Integrating push and pull elements with digital solutions

Digitization has improved companies’ ability to customize and integrate push and pull approaches into their supply chain. Advanced technologies and analysis tools play a crucial role in this context and thus take SCM to a new level. ERP systems, for example, offer a comprehensive platform that enables the effective consolidation and coordination of different business processes. Advanced analytics and big data in turn provide precise forecasts of trends when it comes to demand.

The Internet of Things (IoT) continuously provides real-time data to monitor production facilities, stock levels and transportation, while cloud computing enables flexible collaboration and constant access to relevant information. Blockchain can be used to increase transparency and security along the supply chain. AI and machine learning support the processing and evaluation of large amounts of data – the analysis results provide a sound basis for decision-making. CPFR technologies (Collaborative Planning, Forecasting and Replenishment) facilitate collaboration with supply chain partners and thus optimize supply chain management.

Conclusion: Utilizing synergies – push and pull combination for successful supply chains

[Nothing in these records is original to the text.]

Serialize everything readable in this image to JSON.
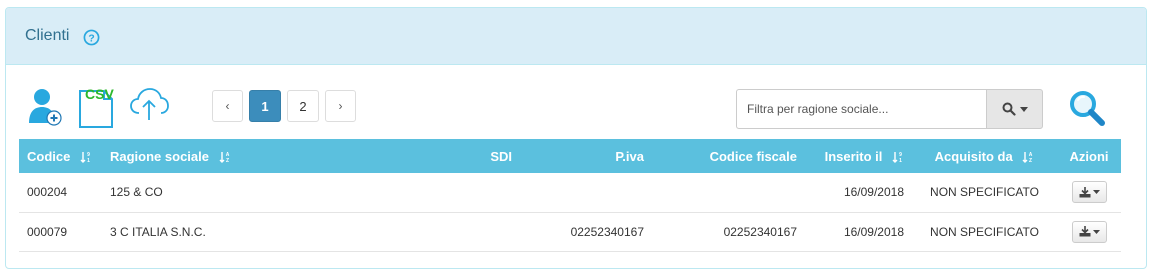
{
  "panel": {
    "title": "Clienti"
  },
  "toolbar": {
    "add_user_icon": "add-user-icon",
    "csv_label": "CSV",
    "upload_icon": "cloud-upload-icon",
    "pager": {
      "prev": "‹",
      "pages": [
        "1",
        "2"
      ],
      "active_page": "1",
      "next": "›"
    },
    "filter": {
      "placeholder": "Filtra per ragione sociale...",
      "value": ""
    },
    "search_icon": "magnifier-icon"
  },
  "table": {
    "headers": {
      "codice": "Codice",
      "ragione_sociale": "Ragione sociale",
      "sdi": "SDI",
      "piva": "P.iva",
      "codice_fiscale": "Codice fiscale",
      "inserito_il": "Inserito il",
      "acquisito_da": "Acquisito da",
      "azioni": "Azioni"
    },
    "rows": [
      {
        "codice": "000204",
        "ragione_sociale": "125 & CO",
        "sdi": "",
        "piva": "",
        "codice_fiscale": "",
        "inserito_il": "16/09/2018",
        "acquisito_da": "NON SPECIFICATO"
      },
      {
        "codice": "000079",
        "ragione_sociale": "3 C ITALIA S.N.C.",
        "sdi": "",
        "piva": "02252340167",
        "codice_fiscale": "02252340167",
        "inserito_il": "16/09/2018",
        "acquisito_da": "NON SPECIFICATO"
      }
    ]
  },
  "colors": {
    "heading_bg": "#d9edf7",
    "title_text": "#31708f",
    "table_header_bg": "#5bc0de",
    "active_page": "#3c8dbc",
    "icon_blue": "#29a8df",
    "csv_green": "#2db82d"
  }
}
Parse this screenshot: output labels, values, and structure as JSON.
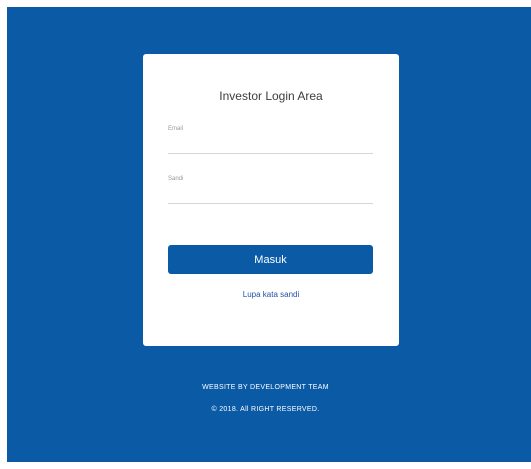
{
  "login": {
    "title": "Investor Login Area",
    "email_label": "Email",
    "email_value": "",
    "password_label": "Sandi",
    "password_value": "",
    "submit_label": "Masuk",
    "forgot_label": "Lupa kata sandi"
  },
  "footer": {
    "credit": "WEBSITE BY DEVELOPMENT TEAM",
    "copyright": "© 2018. All RIGHT RESERVED."
  },
  "colors": {
    "background": "#0b5aa6",
    "card": "#ffffff",
    "button": "#0b5aa6",
    "link": "#2350a8"
  }
}
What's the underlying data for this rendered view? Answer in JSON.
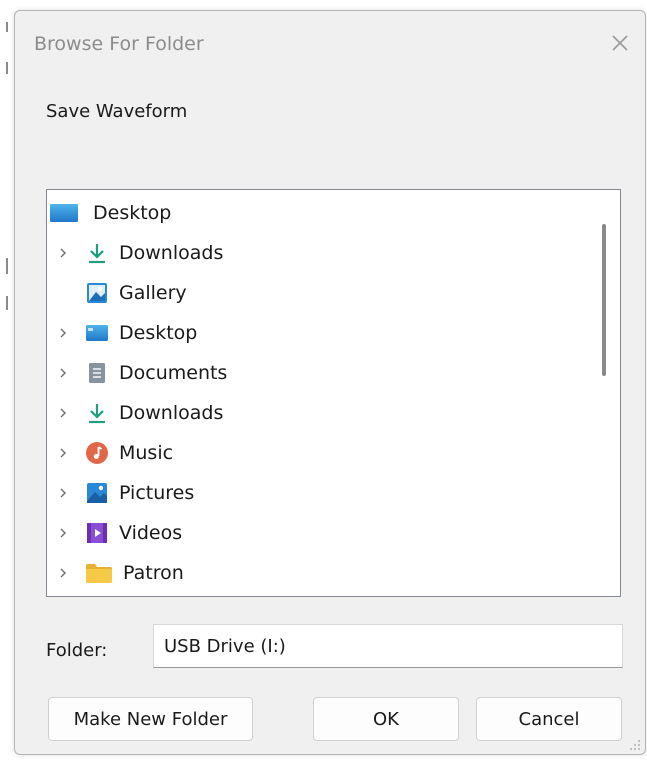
{
  "dialog": {
    "title": "Browse For Folder",
    "prompt": "Save Waveform"
  },
  "tree": {
    "items": [
      {
        "label": "Desktop",
        "icon": "desktop-icon",
        "expandable": false,
        "indent": 0
      },
      {
        "label": "Downloads",
        "icon": "download-arrow-icon",
        "expandable": true,
        "indent": 1
      },
      {
        "label": "Gallery",
        "icon": "gallery-icon",
        "expandable": false,
        "indent": 1
      },
      {
        "label": "Desktop",
        "icon": "desktop-icon",
        "expandable": true,
        "indent": 1
      },
      {
        "label": "Documents",
        "icon": "document-icon",
        "expandable": true,
        "indent": 1
      },
      {
        "label": "Downloads",
        "icon": "download-arrow-icon",
        "expandable": true,
        "indent": 1
      },
      {
        "label": "Music",
        "icon": "music-icon",
        "expandable": true,
        "indent": 1
      },
      {
        "label": "Pictures",
        "icon": "pictures-icon",
        "expandable": true,
        "indent": 1
      },
      {
        "label": "Videos",
        "icon": "videos-icon",
        "expandable": true,
        "indent": 1
      },
      {
        "label": "Patron",
        "icon": "folder-icon",
        "expandable": true,
        "indent": 1
      }
    ]
  },
  "folder": {
    "label": "Folder:",
    "value": "USB Drive (I:)"
  },
  "buttons": {
    "make_new_folder": "Make New Folder",
    "ok": "OK",
    "cancel": "Cancel"
  },
  "colors": {
    "dialog_bg": "#f0f0f0",
    "tree_border": "#828790",
    "download_green": "#1e9e7e",
    "desktop_blue": "#2b88d8",
    "music_orange": "#e0674a",
    "videos_purple": "#8b4cd6",
    "folder_yellow": "#f5c542"
  }
}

Push and pull are two fundamental approaches in SCM that have both advantages and disadvantages. The choice between them depends on a variety of factors – companies are therefore increasingly opting for a hybrid model. However, combining the two strategies requires a holistic approach in which innovative technologies and processes must be seamlessly linked. In today’s global, dynamic business world, push and pull in SCM are indispensable tools for establishing and maintaining a competitive supply chain in the long term.

Related Posts

1 comment

Astromar FTWZ June 14, 2024 - 12:22

Best approch for SCM, Thanks for the content


Leave a Comment

* The processing of your personal data takes place in accordance with our privacy policy.